BEGIN

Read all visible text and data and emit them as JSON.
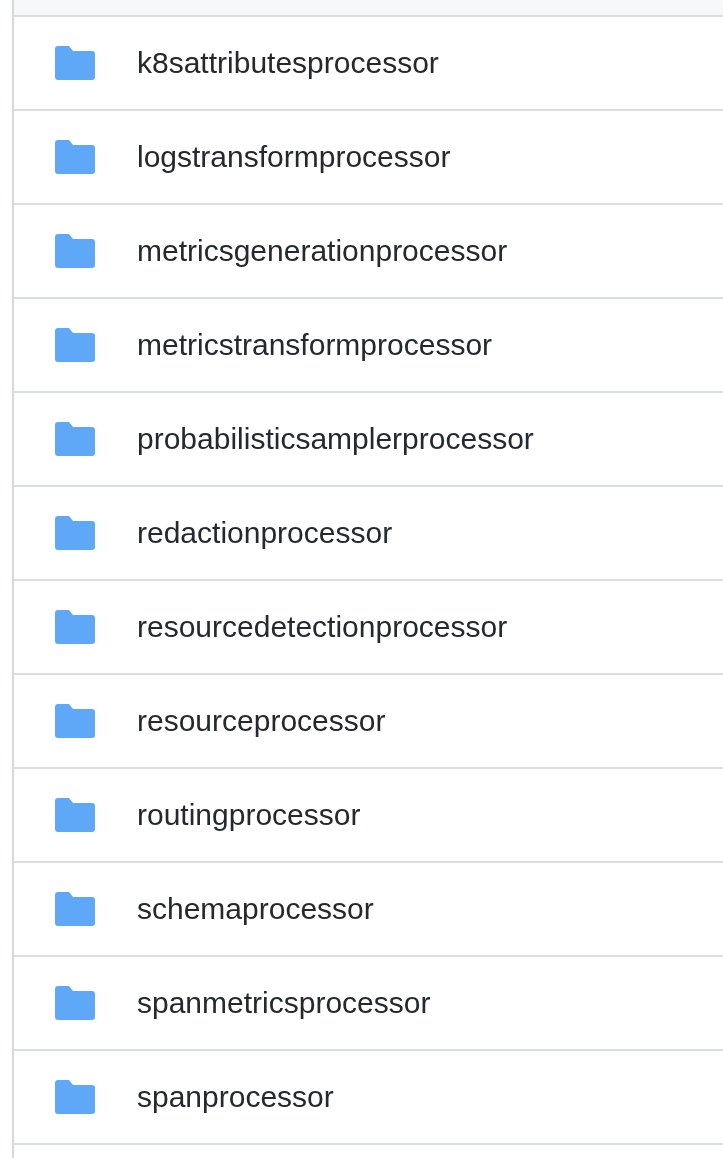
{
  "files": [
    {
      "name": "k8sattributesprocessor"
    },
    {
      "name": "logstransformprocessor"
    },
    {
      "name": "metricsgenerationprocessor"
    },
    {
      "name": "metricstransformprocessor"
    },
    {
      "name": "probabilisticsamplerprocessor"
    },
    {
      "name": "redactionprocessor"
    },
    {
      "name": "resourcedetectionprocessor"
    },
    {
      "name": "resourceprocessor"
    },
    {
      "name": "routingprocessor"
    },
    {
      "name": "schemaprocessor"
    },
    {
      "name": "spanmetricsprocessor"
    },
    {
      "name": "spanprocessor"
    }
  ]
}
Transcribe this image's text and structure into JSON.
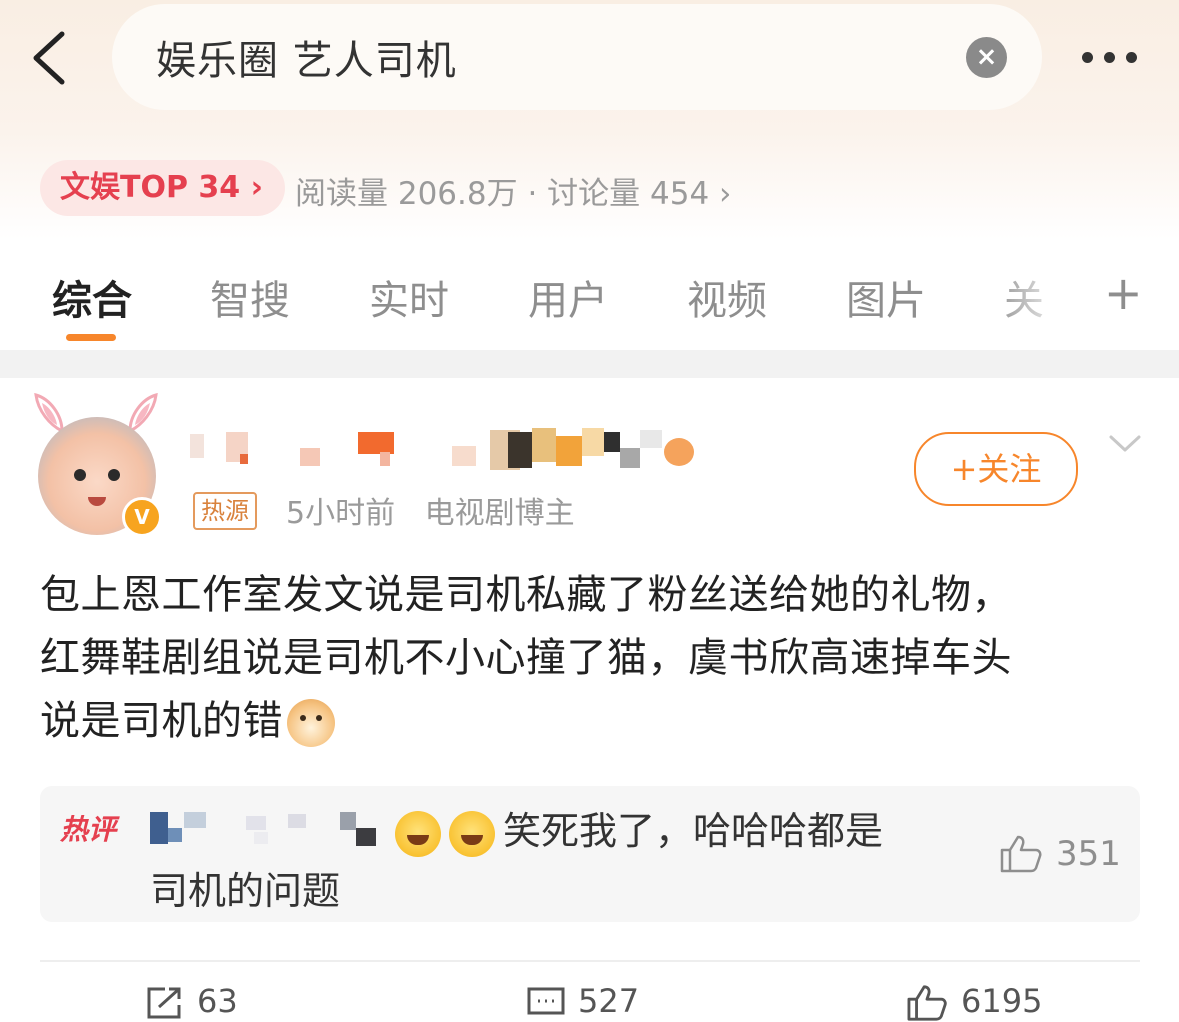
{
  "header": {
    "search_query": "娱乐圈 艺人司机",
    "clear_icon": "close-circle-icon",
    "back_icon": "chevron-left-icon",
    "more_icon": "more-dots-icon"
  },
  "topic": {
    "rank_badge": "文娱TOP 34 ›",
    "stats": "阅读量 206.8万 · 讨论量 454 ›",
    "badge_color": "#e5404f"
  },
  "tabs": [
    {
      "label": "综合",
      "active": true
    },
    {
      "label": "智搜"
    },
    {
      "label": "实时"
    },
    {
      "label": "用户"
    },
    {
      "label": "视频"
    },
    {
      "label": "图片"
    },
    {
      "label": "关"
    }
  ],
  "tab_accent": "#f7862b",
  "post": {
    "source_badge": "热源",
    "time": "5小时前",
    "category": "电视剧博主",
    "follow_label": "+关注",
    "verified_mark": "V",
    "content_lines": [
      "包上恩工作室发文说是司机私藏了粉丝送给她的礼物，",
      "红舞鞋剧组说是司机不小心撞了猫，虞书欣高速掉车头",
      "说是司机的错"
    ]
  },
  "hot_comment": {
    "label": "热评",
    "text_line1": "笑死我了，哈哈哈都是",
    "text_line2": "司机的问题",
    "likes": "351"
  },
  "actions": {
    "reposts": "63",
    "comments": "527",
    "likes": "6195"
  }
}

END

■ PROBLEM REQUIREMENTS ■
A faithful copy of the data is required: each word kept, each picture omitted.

■ RESPONSE BOX ■
Read all visible text and data and emit them as JSON.
{
  "files": [
    {
      "name": "k8sattributesprocessor"
    },
    {
      "name": "logstransformprocessor"
    },
    {
      "name": "metricsgenerationprocessor"
    },
    {
      "name": "metricstransformprocessor"
    },
    {
      "name": "probabilisticsamplerprocessor"
    },
    {
      "name": "redactionprocessor"
    },
    {
      "name": "resourcedetectionprocessor"
    },
    {
      "name": "resourceprocessor"
    },
    {
      "name": "routingprocessor"
    },
    {
      "name": "schemaprocessor"
    },
    {
      "name": "spanmetricsprocessor"
    },
    {
      "name": "spanprocessor"
    }
  ]
}
Transcribe this image's text and structure into JSON.
{
  "header": {
    "search_query": "娱乐圈 艺人司机",
    "clear_icon": "close-circle-icon",
    "back_icon": "chevron-left-icon",
    "more_icon": "more-dots-icon"
  },
  "topic": {
    "rank_badge": "文娱TOP 34 ›",
    "stats": "阅读量 206.8万 · 讨论量 454 ›",
    "badge_color": "#e5404f"
  },
  "tabs": [
    {
      "label": "综合",
      "active": true
    },
    {
      "label": "智搜"
    },
    {
      "label": "实时"
    },
    {
      "label": "用户"
    },
    {
      "label": "视频"
    },
    {
      "label": "图片"
    },
    {
      "label": "关"
    }
  ],
  "tab_accent": "#f7862b",
  "post": {
    "source_badge": "热源",
    "time": "5小时前",
    "category": "电视剧博主",
    "follow_label": "+关注",
    "verified_mark": "V",
    "content_lines": [
      "包上恩工作室发文说是司机私藏了粉丝送给她的礼物，",
      "红舞鞋剧组说是司机不小心撞了猫，虞书欣高速掉车头",
      "说是司机的错"
    ]
  },
  "hot_comment": {
    "label": "热评",
    "text_line1": "笑死我了，哈哈哈都是",
    "text_line2": "司机的问题",
    "likes": "351"
  },
  "actions": {
    "reposts": "63",
    "comments": "527",
    "likes": "6195"
  }
}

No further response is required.